What you need to do: Copy out each line featuring the string "date" from the entries beneath.

The records:
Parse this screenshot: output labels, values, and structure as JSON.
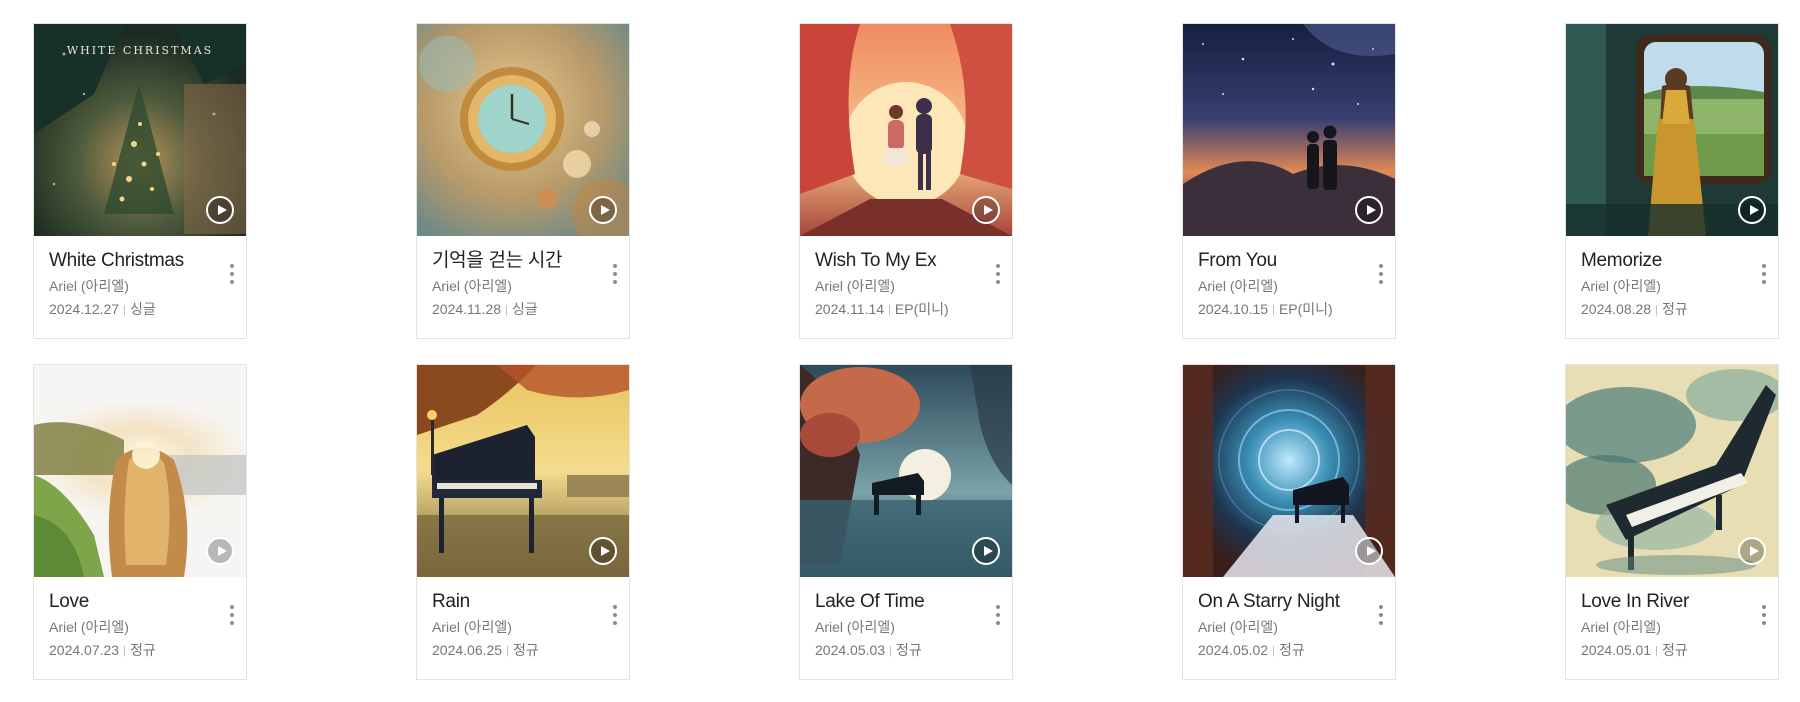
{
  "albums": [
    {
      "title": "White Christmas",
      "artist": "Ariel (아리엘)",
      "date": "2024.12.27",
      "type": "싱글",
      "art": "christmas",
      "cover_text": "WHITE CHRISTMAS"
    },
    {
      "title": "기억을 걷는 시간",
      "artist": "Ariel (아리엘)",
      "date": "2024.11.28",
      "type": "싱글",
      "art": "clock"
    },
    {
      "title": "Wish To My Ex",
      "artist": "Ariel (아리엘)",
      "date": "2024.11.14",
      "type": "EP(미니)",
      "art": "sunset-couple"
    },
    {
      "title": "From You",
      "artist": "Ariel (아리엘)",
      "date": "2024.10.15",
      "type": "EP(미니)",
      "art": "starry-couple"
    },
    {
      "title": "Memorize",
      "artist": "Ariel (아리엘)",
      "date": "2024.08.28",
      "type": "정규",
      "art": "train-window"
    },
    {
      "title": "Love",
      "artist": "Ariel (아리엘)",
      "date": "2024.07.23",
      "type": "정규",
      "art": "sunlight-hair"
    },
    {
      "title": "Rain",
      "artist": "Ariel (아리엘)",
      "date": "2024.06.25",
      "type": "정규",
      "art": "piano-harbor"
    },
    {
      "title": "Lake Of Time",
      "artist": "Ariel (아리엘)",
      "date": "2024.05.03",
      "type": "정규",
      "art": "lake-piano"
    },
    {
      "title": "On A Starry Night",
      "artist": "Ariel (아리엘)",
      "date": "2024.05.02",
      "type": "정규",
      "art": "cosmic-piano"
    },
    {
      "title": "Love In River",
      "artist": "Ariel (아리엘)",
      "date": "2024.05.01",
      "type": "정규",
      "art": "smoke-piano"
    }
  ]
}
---
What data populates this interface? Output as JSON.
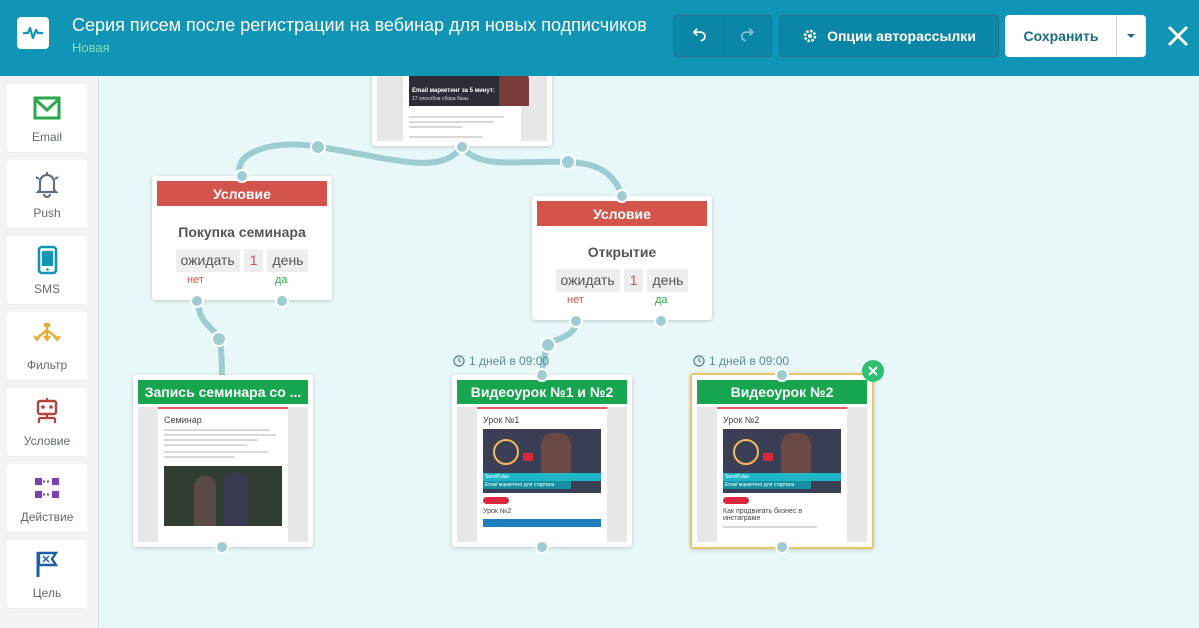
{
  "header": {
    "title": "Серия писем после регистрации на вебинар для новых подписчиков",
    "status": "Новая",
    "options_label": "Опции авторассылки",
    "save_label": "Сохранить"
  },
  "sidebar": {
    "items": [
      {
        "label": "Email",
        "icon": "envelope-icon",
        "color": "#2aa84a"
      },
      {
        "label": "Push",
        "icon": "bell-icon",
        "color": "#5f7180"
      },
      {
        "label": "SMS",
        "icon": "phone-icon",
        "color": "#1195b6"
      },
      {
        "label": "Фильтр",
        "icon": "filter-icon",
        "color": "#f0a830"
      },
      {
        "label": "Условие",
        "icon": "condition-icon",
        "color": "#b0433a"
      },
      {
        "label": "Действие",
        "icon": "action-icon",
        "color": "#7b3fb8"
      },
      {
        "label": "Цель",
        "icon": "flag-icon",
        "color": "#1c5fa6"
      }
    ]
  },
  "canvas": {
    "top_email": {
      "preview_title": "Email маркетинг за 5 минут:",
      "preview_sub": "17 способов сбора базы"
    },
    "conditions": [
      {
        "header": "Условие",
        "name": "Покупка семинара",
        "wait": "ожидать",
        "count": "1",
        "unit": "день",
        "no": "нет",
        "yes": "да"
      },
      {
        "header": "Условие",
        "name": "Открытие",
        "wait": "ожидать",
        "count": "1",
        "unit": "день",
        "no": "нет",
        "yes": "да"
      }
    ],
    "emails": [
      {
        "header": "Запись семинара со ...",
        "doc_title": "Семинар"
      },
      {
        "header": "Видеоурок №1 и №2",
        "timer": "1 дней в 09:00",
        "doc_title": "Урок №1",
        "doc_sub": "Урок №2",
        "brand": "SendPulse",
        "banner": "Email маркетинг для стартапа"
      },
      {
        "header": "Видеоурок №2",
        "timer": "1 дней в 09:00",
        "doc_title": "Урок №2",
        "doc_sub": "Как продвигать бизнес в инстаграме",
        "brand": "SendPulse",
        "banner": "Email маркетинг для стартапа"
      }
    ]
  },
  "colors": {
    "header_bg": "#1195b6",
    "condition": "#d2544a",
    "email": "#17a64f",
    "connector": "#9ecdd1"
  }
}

Exercise solution:
      "date": "2024.12.27",
      "date": "2024.11.28",
      "date": "2024.11.14",
      "date": "2024.10.15",
      "date": "2024.08.28",
      "date": "2024.07.23",
      "date": "2024.06.25",
      "date": "2024.05.03",
      "date": "2024.05.02",
      "date": "2024.05.01",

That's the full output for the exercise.